Talk of European games being played outside of Europe is only going to increase in the coming months or even years. With American owners like Todd Boehly and Co., Fenway Sports Group and the Kroenke's already at the helm of some of England's biggest clubs, playing in the US in particular looks like an eventuality as oppose to a possibility.
The primary reason behind playing European games outside of Europe is understandably money. Whilst European football fans are probably less enthused by the idea, there's no denying that it'll be profitable for football's governing bodies.
As per the Athletic, there are main “outside Europe” destinations that will provide the type of cash the big clubs will be interested in, namely the Middle East, China and the US. As the first two options come with controversy, option three - the one that has just increased by 150 per cent the money it's willing to pay to broadcast/stream Champions League games and is staging most of the games at the 2026 World Cup, a tournament that should break records for audience numbers, revenues and profits - is the most likely.
With that in mind, when UEFA and the European Club Association (ECA) inevitably buy into the idea that games could be played in America, how might it work? Well, there's a few theories.
One is to perhaps move a Champions League group stage game or two to a city that will truly honour the occasion. Somewhere like Los Angeles, New York etc. where the whole world will be watching. In what is almost a parallel, we annually see some NFL teams travel to England to play league games, with the Tottenham Hotspur Stadium and Wembley playing host to this season's fixtures.
Another idea - one that UEFA president Aleksander Ceferin started last year when he informed L’Equipe that he was “a fan” of how it may go down - is that you stage a two single-leg semi-final and a final in a Champions League 'final four' week outside of Europe.

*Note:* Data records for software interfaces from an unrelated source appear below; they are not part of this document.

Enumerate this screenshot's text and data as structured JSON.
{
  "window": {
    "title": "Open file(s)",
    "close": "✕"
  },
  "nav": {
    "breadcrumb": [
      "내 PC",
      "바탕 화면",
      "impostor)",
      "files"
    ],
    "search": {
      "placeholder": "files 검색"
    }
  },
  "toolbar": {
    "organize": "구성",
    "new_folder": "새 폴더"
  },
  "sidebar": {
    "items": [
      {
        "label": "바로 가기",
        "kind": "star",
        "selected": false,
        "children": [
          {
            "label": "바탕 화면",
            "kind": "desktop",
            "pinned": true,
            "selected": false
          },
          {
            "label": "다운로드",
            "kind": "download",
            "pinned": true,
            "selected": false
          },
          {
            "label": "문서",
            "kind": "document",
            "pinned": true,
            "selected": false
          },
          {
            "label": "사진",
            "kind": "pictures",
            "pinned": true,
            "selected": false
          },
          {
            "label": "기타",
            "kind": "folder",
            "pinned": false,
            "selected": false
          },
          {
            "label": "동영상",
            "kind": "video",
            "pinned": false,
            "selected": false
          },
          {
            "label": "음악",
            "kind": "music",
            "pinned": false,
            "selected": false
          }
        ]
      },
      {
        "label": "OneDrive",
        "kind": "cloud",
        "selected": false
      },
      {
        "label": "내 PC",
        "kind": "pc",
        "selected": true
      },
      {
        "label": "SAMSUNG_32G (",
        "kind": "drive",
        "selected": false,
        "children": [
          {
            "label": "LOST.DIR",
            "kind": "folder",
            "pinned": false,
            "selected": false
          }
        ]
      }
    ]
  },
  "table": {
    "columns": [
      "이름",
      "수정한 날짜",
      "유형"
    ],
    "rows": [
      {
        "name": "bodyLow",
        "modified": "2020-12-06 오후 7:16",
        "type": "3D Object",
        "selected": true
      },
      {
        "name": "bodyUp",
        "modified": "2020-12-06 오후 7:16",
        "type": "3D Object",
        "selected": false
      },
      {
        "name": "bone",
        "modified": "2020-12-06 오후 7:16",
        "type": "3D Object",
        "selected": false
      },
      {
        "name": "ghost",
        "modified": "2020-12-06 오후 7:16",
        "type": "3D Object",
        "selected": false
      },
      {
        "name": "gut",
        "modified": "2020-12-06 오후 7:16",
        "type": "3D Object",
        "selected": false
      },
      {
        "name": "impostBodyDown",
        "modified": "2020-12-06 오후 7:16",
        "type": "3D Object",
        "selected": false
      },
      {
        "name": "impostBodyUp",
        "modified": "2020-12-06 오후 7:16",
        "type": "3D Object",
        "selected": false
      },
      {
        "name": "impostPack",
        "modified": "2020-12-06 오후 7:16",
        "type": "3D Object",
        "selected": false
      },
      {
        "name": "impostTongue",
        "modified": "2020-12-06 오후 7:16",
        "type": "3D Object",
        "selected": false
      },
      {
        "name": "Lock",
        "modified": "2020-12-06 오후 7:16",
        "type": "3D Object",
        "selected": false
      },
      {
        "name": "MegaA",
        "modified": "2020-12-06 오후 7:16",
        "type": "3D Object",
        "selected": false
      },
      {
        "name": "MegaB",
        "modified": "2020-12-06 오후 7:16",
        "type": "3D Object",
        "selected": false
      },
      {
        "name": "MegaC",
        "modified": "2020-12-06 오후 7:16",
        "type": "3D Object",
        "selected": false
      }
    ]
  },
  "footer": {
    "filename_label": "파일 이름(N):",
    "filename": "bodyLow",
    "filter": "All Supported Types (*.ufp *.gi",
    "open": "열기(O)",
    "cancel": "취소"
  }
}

That's similar to how the Champions League and Europa League operated following the suspension of the competitions during the height of the coronavirus pandemic. UEFA dropped the home/away format of the quarter-finals and semi-finals, and concluded the Champions League over 12 days in Portugal, whilst the Europa League was played over the same timeframe in Germany.
The Athletic reports that the feedback from players was positive as it meant that they didn't have to travel around much. A 'final four' competition will do broadcasters no harm either and it's something that's likely to be favourable amongst football's powerbrokers.
Of course, the idea is going to be met with its critics, namely the people who follow these clubs week in, week out. But with the money surrounding the game nowadays, it's something we're probably going to have to expect in the long-term - especially with more non-Europeans like Boehly taking control of the world's richest clubs and bringing new ways of doling things to the table.